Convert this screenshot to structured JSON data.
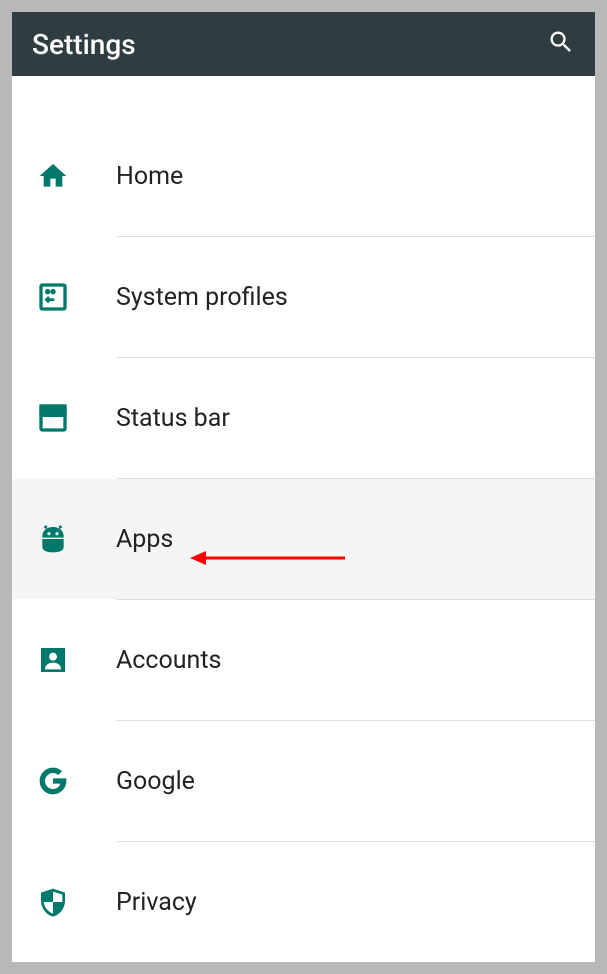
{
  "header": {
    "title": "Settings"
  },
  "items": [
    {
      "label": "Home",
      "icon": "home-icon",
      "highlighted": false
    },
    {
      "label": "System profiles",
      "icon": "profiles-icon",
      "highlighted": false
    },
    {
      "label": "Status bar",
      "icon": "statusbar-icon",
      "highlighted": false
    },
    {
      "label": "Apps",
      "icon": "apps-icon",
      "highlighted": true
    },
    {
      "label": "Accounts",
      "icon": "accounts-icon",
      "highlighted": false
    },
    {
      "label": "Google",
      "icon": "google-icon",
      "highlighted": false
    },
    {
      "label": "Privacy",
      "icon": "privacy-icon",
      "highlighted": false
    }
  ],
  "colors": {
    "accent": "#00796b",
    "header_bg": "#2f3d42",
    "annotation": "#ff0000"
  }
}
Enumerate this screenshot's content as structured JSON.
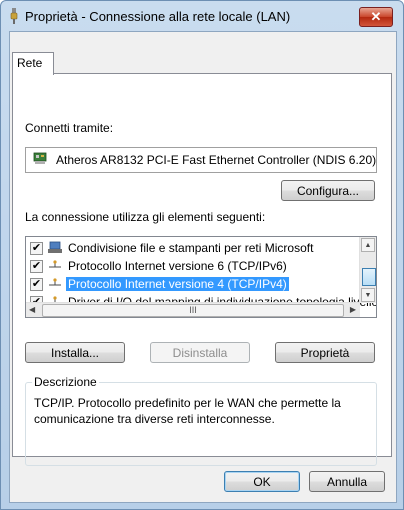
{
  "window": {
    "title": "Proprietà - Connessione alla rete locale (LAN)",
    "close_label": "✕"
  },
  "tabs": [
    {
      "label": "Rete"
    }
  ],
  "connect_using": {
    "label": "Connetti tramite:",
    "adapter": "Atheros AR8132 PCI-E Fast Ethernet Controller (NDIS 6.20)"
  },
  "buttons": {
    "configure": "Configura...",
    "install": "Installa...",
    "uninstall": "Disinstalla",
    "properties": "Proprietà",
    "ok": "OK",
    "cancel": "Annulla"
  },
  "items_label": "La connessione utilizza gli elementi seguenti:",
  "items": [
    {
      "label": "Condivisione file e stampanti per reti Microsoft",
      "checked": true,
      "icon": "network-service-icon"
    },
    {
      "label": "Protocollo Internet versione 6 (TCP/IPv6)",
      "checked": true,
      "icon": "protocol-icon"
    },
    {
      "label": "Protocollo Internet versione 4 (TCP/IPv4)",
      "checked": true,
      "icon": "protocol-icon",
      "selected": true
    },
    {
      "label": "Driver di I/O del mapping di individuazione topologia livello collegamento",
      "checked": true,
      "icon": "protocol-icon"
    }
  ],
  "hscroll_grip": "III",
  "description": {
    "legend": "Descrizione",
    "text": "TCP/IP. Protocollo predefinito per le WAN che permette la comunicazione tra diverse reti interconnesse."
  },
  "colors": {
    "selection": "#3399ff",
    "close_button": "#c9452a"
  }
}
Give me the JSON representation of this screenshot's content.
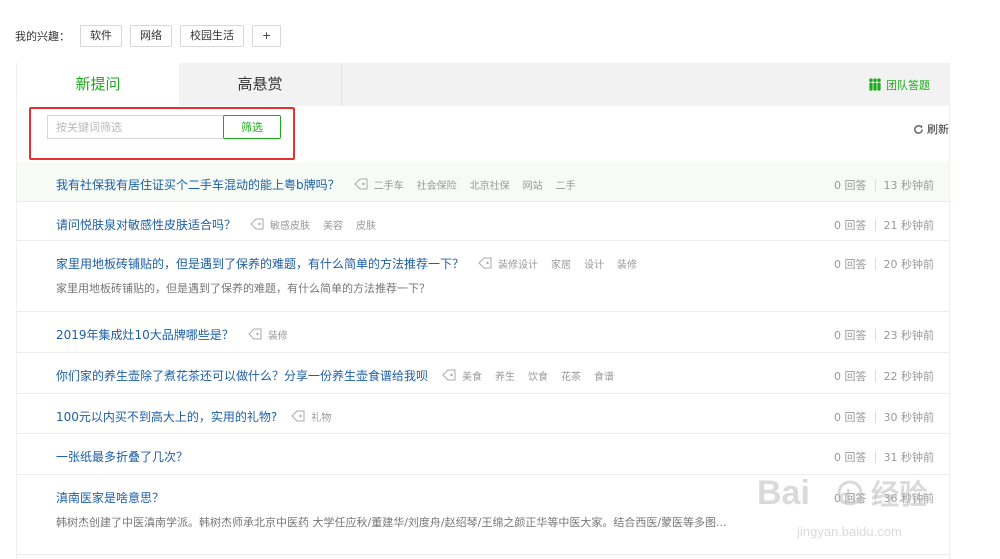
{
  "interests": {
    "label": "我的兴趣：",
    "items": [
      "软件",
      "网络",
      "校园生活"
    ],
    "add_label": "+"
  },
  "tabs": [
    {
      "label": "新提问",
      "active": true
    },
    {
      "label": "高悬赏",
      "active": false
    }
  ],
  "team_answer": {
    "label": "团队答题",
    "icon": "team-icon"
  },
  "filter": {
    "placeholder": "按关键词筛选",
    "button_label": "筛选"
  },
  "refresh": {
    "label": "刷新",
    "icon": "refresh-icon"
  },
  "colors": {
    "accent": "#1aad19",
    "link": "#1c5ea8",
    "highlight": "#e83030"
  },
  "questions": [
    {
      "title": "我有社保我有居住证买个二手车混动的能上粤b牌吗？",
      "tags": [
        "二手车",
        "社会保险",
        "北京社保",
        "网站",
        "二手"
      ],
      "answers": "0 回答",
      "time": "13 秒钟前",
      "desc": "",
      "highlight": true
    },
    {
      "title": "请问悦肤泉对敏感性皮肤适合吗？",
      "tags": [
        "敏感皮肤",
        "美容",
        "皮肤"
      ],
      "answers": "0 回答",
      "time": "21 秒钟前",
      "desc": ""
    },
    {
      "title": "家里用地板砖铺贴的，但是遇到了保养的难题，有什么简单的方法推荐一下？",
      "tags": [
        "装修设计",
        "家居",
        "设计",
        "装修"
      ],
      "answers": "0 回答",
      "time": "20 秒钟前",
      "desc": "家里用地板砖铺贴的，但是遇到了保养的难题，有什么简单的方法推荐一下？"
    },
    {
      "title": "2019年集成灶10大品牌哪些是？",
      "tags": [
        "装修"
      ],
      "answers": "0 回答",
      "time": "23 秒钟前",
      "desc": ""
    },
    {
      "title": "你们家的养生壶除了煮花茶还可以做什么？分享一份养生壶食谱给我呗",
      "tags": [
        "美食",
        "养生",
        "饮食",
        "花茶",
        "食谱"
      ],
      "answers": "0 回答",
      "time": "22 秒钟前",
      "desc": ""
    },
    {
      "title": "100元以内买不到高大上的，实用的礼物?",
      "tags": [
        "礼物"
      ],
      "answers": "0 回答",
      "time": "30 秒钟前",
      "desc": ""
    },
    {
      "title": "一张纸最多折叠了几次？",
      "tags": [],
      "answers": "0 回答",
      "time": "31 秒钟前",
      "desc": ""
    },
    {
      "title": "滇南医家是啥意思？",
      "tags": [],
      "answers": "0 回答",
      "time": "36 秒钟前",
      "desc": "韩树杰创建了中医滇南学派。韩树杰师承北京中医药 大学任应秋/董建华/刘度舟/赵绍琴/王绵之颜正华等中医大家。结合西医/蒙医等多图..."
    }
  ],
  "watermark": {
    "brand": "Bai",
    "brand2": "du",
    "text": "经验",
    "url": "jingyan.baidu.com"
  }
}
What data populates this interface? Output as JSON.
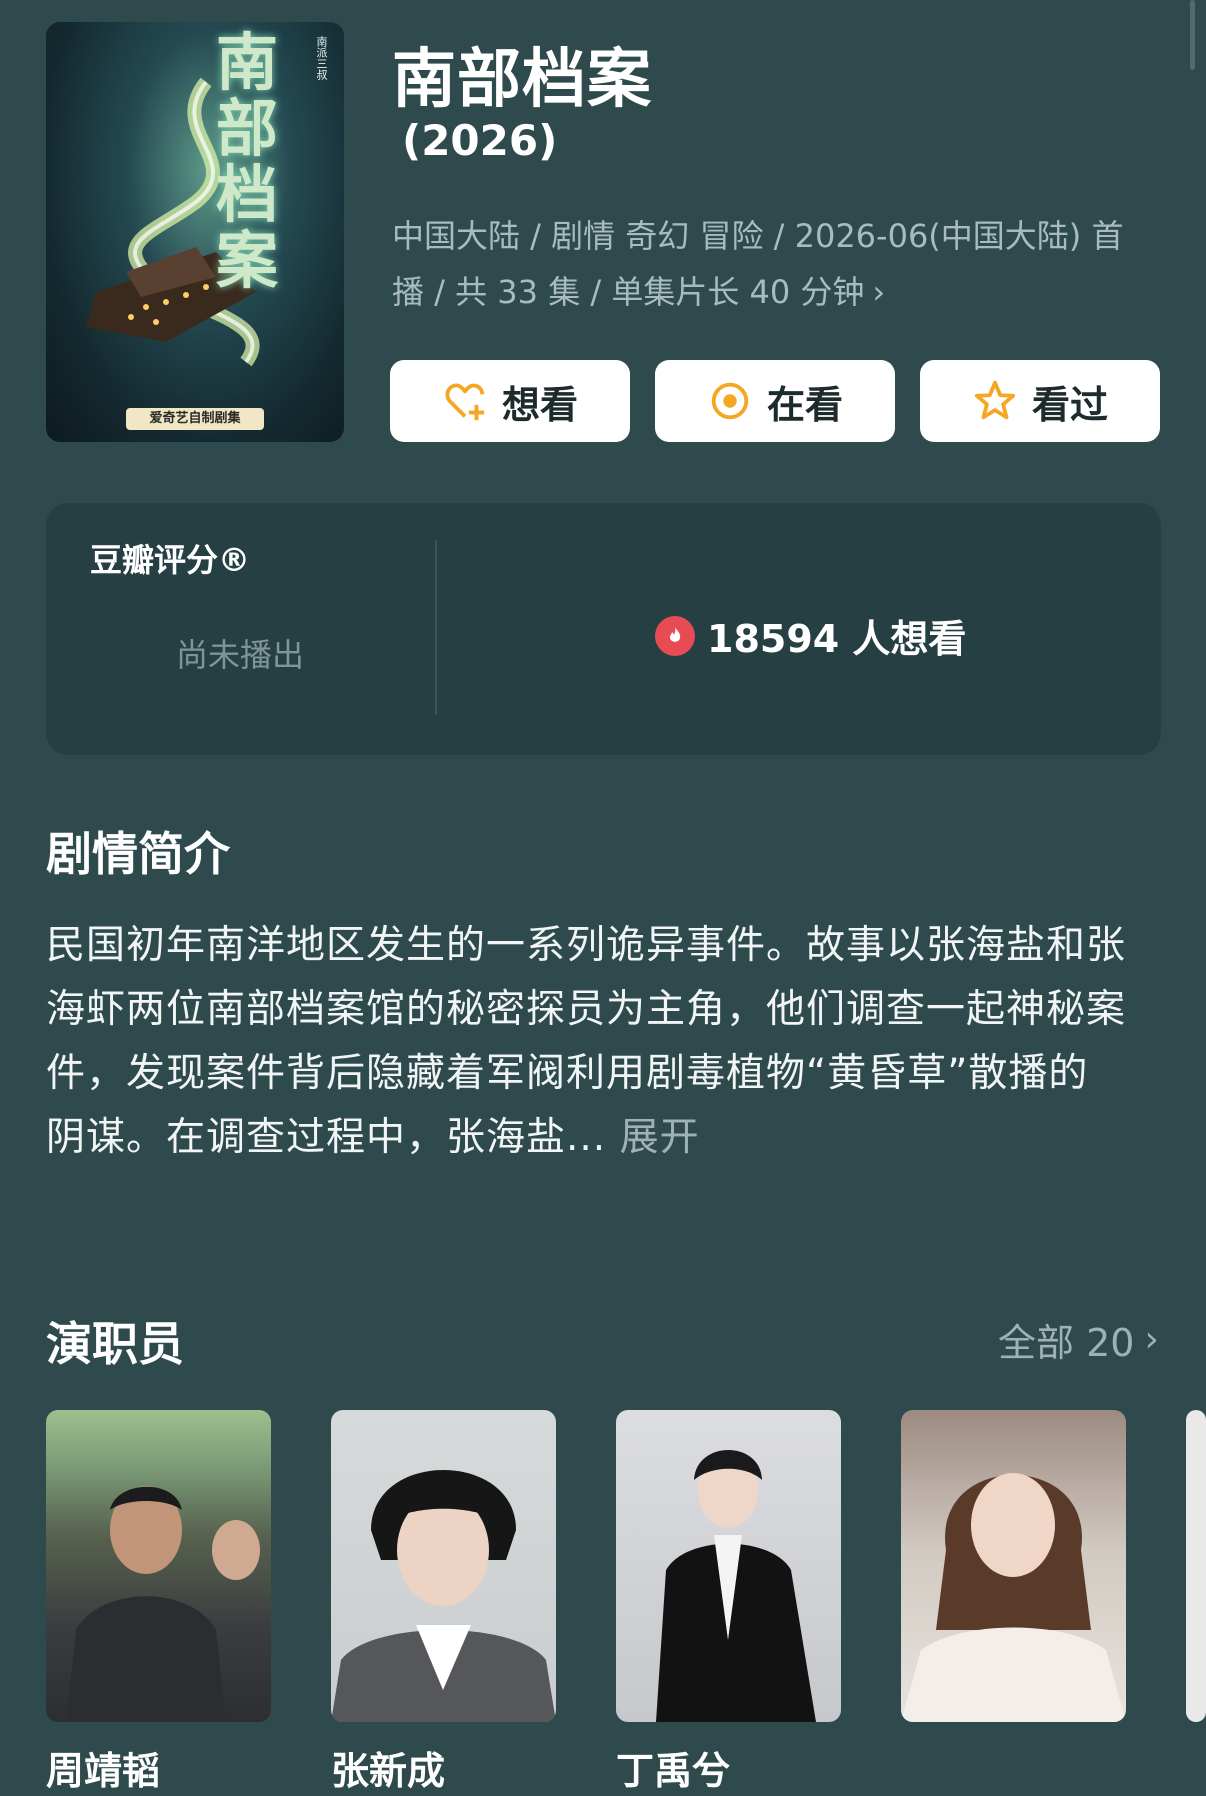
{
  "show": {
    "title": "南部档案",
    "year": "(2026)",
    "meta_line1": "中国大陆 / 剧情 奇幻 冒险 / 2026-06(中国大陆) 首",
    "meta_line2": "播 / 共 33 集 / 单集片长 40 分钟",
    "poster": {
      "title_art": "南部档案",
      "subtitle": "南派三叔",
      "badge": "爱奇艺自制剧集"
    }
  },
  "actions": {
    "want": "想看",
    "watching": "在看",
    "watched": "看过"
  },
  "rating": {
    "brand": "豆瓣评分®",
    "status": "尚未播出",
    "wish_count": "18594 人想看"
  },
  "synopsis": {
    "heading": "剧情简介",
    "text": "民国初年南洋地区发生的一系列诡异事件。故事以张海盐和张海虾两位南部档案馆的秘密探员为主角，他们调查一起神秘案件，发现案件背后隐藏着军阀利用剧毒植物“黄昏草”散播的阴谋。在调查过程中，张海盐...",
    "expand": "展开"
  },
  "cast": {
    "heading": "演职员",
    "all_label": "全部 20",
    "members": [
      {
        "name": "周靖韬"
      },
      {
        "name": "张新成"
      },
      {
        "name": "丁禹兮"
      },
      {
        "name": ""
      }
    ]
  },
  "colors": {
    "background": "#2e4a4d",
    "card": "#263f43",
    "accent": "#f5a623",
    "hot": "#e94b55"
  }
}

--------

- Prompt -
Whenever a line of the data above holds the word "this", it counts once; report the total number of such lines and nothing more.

- Solved problem -
4